### YOUR INSTRUCTIONS
Could you filter the records below and return each line that holds "Copy"?

....

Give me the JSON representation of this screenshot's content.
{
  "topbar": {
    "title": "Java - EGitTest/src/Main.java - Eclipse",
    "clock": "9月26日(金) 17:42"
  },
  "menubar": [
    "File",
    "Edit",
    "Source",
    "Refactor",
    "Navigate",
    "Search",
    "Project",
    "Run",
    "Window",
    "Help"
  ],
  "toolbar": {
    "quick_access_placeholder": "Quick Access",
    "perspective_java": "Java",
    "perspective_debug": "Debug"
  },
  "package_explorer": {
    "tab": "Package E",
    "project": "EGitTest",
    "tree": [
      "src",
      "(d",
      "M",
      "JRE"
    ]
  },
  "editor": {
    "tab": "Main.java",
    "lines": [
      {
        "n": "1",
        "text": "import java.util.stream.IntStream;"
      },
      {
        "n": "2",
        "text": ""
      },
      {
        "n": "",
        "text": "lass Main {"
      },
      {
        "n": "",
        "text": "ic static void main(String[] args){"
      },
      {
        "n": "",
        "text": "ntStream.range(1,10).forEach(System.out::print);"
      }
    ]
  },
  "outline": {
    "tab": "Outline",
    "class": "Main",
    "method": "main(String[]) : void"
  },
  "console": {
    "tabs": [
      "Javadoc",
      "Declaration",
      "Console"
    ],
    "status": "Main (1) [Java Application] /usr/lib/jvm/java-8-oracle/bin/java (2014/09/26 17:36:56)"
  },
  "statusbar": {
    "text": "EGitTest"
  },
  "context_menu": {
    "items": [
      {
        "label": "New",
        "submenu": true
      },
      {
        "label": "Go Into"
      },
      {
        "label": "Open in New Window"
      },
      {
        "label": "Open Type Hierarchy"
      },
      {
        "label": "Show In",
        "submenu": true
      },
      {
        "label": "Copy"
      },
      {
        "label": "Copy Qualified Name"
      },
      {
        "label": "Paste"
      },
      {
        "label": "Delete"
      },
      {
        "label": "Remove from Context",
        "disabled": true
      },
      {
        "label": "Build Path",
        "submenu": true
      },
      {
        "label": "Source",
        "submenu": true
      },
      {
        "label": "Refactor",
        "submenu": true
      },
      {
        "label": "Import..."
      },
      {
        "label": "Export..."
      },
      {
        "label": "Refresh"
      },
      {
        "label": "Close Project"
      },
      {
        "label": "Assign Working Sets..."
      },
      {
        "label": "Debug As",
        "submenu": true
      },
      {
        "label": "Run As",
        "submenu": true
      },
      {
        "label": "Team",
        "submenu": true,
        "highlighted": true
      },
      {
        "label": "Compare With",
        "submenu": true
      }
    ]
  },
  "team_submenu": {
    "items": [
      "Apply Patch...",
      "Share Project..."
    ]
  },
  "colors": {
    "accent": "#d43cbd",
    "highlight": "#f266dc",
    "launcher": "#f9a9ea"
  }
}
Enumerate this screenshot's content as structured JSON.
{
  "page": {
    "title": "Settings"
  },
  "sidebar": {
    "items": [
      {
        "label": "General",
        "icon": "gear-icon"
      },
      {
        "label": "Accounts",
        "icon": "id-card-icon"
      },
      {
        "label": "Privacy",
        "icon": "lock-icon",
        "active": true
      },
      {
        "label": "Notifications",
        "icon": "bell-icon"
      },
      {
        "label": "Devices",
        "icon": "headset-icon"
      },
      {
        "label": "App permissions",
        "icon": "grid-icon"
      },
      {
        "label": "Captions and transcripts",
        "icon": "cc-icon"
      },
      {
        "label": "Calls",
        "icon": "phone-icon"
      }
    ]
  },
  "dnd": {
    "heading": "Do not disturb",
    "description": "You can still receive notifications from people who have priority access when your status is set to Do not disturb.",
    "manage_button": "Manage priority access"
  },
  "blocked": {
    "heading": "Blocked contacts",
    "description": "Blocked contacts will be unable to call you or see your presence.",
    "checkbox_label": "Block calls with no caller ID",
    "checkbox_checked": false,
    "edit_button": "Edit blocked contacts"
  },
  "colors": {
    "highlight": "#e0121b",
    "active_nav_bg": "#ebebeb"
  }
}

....

### PROBLEM SOLUTION
        "label": "Copy"
        "label": "Copy Qualified Name"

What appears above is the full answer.